About this task: Print out the complete set of records below, exactly as they read.

═══

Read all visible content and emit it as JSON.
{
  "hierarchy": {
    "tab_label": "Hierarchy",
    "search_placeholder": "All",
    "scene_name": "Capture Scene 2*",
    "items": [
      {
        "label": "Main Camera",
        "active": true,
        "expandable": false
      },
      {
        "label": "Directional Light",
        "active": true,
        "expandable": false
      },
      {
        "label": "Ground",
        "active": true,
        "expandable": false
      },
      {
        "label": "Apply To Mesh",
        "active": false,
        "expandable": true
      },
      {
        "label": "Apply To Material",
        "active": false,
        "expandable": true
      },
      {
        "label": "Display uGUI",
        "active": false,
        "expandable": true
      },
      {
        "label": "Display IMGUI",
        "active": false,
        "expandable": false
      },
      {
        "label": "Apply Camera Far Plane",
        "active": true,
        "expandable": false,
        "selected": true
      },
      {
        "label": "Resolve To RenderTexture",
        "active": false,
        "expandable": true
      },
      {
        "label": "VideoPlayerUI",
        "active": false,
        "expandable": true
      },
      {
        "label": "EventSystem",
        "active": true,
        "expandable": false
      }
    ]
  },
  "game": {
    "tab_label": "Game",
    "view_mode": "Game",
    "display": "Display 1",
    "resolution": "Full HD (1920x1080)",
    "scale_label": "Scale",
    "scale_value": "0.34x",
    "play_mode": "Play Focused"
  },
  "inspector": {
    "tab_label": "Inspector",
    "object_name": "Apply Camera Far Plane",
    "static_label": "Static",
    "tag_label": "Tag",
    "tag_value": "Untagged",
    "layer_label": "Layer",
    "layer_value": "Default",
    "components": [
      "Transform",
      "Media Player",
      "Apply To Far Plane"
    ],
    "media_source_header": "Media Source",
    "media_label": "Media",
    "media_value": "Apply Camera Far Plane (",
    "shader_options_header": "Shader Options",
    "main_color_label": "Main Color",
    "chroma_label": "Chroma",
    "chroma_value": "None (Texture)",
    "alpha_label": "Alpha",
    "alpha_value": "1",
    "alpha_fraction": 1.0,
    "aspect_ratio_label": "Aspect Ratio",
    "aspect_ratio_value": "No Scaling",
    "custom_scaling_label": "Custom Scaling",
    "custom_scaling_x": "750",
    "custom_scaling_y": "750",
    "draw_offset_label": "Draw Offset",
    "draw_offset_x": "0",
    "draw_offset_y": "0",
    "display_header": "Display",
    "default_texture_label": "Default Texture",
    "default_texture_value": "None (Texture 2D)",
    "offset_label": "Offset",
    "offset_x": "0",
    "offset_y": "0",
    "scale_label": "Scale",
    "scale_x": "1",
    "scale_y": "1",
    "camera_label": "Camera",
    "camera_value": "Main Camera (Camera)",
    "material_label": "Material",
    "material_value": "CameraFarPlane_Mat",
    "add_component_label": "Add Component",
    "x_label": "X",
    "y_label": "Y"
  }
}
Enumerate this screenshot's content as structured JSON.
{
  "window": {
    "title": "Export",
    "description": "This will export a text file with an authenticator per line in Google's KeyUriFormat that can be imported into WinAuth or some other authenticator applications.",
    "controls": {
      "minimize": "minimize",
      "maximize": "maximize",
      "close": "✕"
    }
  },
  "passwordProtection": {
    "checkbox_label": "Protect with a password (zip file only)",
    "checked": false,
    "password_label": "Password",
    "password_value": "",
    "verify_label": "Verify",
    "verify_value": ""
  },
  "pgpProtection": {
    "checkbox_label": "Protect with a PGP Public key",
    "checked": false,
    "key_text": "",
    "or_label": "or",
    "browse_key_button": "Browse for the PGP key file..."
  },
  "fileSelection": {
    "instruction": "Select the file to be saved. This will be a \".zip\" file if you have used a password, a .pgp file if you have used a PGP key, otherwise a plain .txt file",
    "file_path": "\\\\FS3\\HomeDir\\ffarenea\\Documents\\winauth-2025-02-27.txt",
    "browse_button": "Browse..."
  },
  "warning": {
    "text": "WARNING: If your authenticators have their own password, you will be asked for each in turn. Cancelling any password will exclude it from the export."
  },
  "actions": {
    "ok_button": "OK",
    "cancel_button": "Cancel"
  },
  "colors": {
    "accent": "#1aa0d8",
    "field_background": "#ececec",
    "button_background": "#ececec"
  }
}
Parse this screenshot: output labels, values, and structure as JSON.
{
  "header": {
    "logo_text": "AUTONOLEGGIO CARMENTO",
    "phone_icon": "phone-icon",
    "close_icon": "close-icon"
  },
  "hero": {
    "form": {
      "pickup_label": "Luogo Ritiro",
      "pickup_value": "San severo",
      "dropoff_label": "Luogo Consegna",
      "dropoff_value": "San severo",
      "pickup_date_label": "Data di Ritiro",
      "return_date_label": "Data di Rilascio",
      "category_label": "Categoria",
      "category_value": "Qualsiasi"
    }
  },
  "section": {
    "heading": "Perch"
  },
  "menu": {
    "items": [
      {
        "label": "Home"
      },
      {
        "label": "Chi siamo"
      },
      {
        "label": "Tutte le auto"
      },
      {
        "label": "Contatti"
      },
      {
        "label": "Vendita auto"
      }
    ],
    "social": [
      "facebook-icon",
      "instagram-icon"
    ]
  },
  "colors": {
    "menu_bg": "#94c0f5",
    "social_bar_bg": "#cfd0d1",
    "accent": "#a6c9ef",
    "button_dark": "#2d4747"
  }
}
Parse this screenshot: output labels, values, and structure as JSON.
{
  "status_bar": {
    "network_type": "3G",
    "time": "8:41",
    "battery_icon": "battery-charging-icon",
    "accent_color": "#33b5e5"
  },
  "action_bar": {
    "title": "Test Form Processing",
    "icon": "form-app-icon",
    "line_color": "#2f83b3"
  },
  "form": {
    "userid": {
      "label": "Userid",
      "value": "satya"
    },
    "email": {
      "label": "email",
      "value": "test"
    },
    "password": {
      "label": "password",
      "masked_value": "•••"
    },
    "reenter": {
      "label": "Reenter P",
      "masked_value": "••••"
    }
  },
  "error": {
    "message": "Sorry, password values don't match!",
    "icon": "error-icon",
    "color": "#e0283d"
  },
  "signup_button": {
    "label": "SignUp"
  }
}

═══

Written solution:
Read all visible content and emit it as JSON.
{
  "hierarchy": {
    "tab_label": "Hierarchy",
    "search_placeholder": "All",
    "scene_name": "Capture Scene 2*",
    "items": [
      {
        "label": "Main Camera",
        "active": true,
        "expandable": false
      },
      {
        "label": "Directional Light",
        "active": true,
        "expandable": false
      },
      {
        "label": "Ground",
        "active": true,
        "expandable": false
      },
      {
        "label": "Apply To Mesh",
        "active": false,
        "expandable": true
      },
      {
        "label": "Apply To Material",
        "active": false,
        "expandable": true
      },
      {
        "label": "Display uGUI",
        "active": false,
        "expandable": true
      },
      {
        "label": "Display IMGUI",
        "active": false,
        "expandable": false
      },
      {
        "label": "Apply Camera Far Plane",
        "active": true,
        "expandable": false,
        "selected": true
      },
      {
        "label": "Resolve To RenderTexture",
        "active": false,
        "expandable": true
      },
      {
        "label": "VideoPlayerUI",
        "active": false,
        "expandable": true
      },
      {
        "label": "EventSystem",
        "active": true,
        "expandable": false
      }
    ]
  },
  "game": {
    "tab_label": "Game",
    "view_mode": "Game",
    "display": "Display 1",
    "resolution": "Full HD (1920x1080)",
    "scale_label": "Scale",
    "scale_value": "0.34x",
    "play_mode": "Play Focused"
  },
  "inspector": {
    "tab_label": "Inspector",
    "object_name": "Apply Camera Far Plane",
    "static_label": "Static",
    "tag_label": "Tag",
    "tag_value": "Untagged",
    "layer_label": "Layer",
    "layer_value": "Default",
    "components": [
      "Transform",
      "Media Player",
      "Apply To Far Plane"
    ],
    "media_source_header": "Media Source",
    "media_label": "Media",
    "media_value": "Apply Camera Far Plane (",
    "shader_options_header": "Shader Options",
    "main_color_label": "Main Color",
    "chroma_label": "Chroma",
    "chroma_value": "None (Texture)",
    "alpha_label": "Alpha",
    "alpha_value": "1",
    "alpha_fraction": 1.0,
    "aspect_ratio_label": "Aspect Ratio",
    "aspect_ratio_value": "No Scaling",
    "custom_scaling_label": "Custom Scaling",
    "custom_scaling_x": "750",
    "custom_scaling_y": "750",
    "draw_offset_label": "Draw Offset",
    "draw_offset_x": "0",
    "draw_offset_y": "0",
    "display_header": "Display",
    "default_texture_label": "Default Texture",
    "default_texture_value": "None (Texture 2D)",
    "offset_label": "Offset",
    "offset_x": "0",
    "offset_y": "0",
    "scale_label": "Scale",
    "scale_x": "1",
    "scale_y": "1",
    "camera_label": "Camera",
    "camera_value": "Main Camera (Camera)",
    "material_label": "Material",
    "material_value": "CameraFarPlane_Mat",
    "add_component_label": "Add Component",
    "x_label": "X",
    "y_label": "Y"
  }
}
Enumerate this screenshot's content as structured JSON.
{
  "window": {
    "title": "Export",
    "description": "This will export a text file with an authenticator per line in Google's KeyUriFormat that can be imported into WinAuth or some other authenticator applications.",
    "controls": {
      "minimize": "minimize",
      "maximize": "maximize",
      "close": "✕"
    }
  },
  "passwordProtection": {
    "checkbox_label": "Protect with a password (zip file only)",
    "checked": false,
    "password_label": "Password",
    "password_value": "",
    "verify_label": "Verify",
    "verify_value": ""
  },
  "pgpProtection": {
    "checkbox_label": "Protect with a PGP Public key",
    "checked": false,
    "key_text": "",
    "or_label": "or",
    "browse_key_button": "Browse for the PGP key file..."
  },
  "fileSelection": {
    "instruction": "Select the file to be saved. This will be a \".zip\" file if you have used a password, a .pgp file if you have used a PGP key, otherwise a plain .txt file",
    "file_path": "\\\\FS3\\HomeDir\\ffarenea\\Documents\\winauth-2025-02-27.txt",
    "browse_button": "Browse..."
  },
  "warning": {
    "text": "WARNING: If your authenticators have their own password, you will be asked for each in turn. Cancelling any password will exclude it from the export."
  },
  "actions": {
    "ok_button": "OK",
    "cancel_button": "Cancel"
  },
  "colors": {
    "accent": "#1aa0d8",
    "field_background": "#ececec",
    "button_background": "#ececec"
  }
}
Parse this screenshot: output labels, values, and structure as JSON.
{
  "header": {
    "logo_text": "AUTONOLEGGIO CARMENTO",
    "phone_icon": "phone-icon",
    "close_icon": "close-icon"
  },
  "hero": {
    "form": {
      "pickup_label": "Luogo Ritiro",
      "pickup_value": "San severo",
      "dropoff_label": "Luogo Consegna",
      "dropoff_value": "San severo",
      "pickup_date_label": "Data di Ritiro",
      "return_date_label": "Data di Rilascio",
      "category_label": "Categoria",
      "category_value": "Qualsiasi"
    }
  },
  "section": {
    "heading": "Perch"
  },
  "menu": {
    "items": [
      {
        "label": "Home"
      },
      {
        "label": "Chi siamo"
      },
      {
        "label": "Tutte le auto"
      },
      {
        "label": "Contatti"
      },
      {
        "label": "Vendita auto"
      }
    ],
    "social": [
      "facebook-icon",
      "instagram-icon"
    ]
  },
  "colors": {
    "menu_bg": "#94c0f5",
    "social_bar_bg": "#cfd0d1",
    "accent": "#a6c9ef",
    "button_dark": "#2d4747"
  }
}
Parse this screenshot: output labels, values, and structure as JSON.
{
  "status_bar": {
    "network_type": "3G",
    "time": "8:41",
    "battery_icon": "battery-charging-icon",
    "accent_color": "#33b5e5"
  },
  "action_bar": {
    "title": "Test Form Processing",
    "icon": "form-app-icon",
    "line_color": "#2f83b3"
  },
  "form": {
    "userid": {
      "label": "Userid",
      "value": "satya"
    },
    "email": {
      "label": "email",
      "value": "test"
    },
    "password": {
      "label": "password",
      "masked_value": "•••"
    },
    "reenter": {
      "label": "Reenter P",
      "masked_value": "••••"
    }
  },
  "error": {
    "message": "Sorry, password values don't match!",
    "icon": "error-icon",
    "color": "#e0283d"
  },
  "signup_button": {
    "label": "SignUp"
  }
}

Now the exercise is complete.